# BRIEF
Output what the records say, word for word, with no images.

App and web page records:
______________________________

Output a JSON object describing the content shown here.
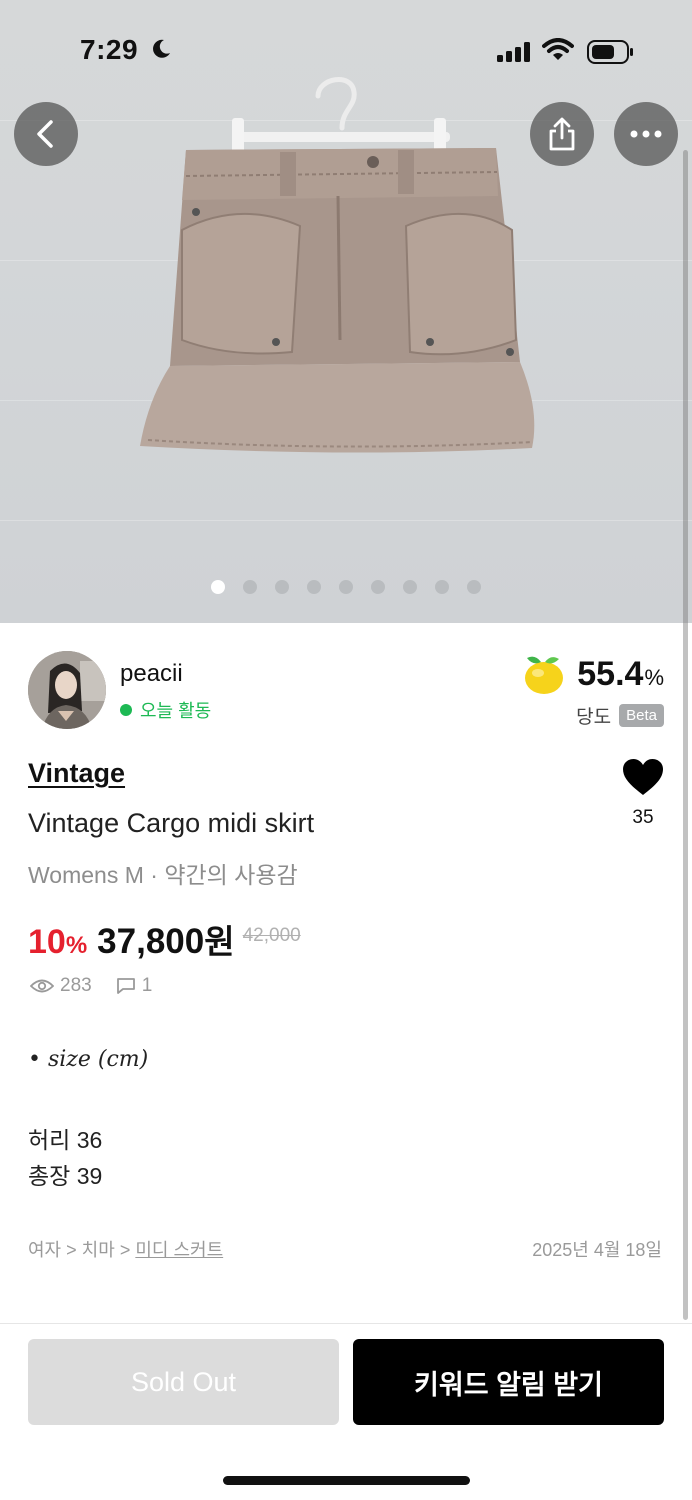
{
  "status_bar": {
    "time": "7:29"
  },
  "carousel": {
    "total": 9,
    "active_index": 0
  },
  "seller": {
    "name": "peacii",
    "activity": "오늘 활동",
    "sweetness_value": "55.4",
    "sweetness_unit": "%",
    "sweetness_label": "당도",
    "beta_badge": "Beta"
  },
  "product": {
    "brand": "Vintage",
    "title": "Vintage Cargo midi skirt",
    "subline": "Womens M · 약간의 사용감",
    "discount": "10",
    "discount_unit": "%",
    "price": "37,800",
    "price_unit": "원",
    "original_price": "42,000",
    "views": "283",
    "comments": "1",
    "likes": "35"
  },
  "description": {
    "bullet": "• size (cm)",
    "waist": "허리 36",
    "length": "총장 39"
  },
  "category": {
    "level1": "여자",
    "level2": "치마",
    "level3": "미디 스커트",
    "separator": ">"
  },
  "date": "2025년 4월 18일",
  "buttons": {
    "sold_out": "Sold Out",
    "keyword_alert": "키워드 알림 받기"
  },
  "colors": {
    "accent_red": "#e5202e",
    "active_green": "#1db954",
    "primary_black": "#000000",
    "disabled_gray": "#dcdcdc"
  }
}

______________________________

# YOUR RESPONSE
Output a JSON object describing the content shown here.
{
  "status_bar": {
    "time": "7:29"
  },
  "carousel": {
    "total": 9,
    "active_index": 0
  },
  "seller": {
    "name": "peacii",
    "activity": "오늘 활동",
    "sweetness_value": "55.4",
    "sweetness_unit": "%",
    "sweetness_label": "당도",
    "beta_badge": "Beta"
  },
  "product": {
    "brand": "Vintage",
    "title": "Vintage Cargo midi skirt",
    "subline": "Womens M · 약간의 사용감",
    "discount": "10",
    "discount_unit": "%",
    "price": "37,800",
    "price_unit": "원",
    "original_price": "42,000",
    "views": "283",
    "comments": "1",
    "likes": "35"
  },
  "description": {
    "bullet": "• size (cm)",
    "waist": "허리 36",
    "length": "총장 39"
  },
  "category": {
    "level1": "여자",
    "level2": "치마",
    "level3": "미디 스커트",
    "separator": ">"
  },
  "date": "2025년 4월 18일",
  "buttons": {
    "sold_out": "Sold Out",
    "keyword_alert": "키워드 알림 받기"
  },
  "colors": {
    "accent_red": "#e5202e",
    "active_green": "#1db954",
    "primary_black": "#000000",
    "disabled_gray": "#dcdcdc"
  }
}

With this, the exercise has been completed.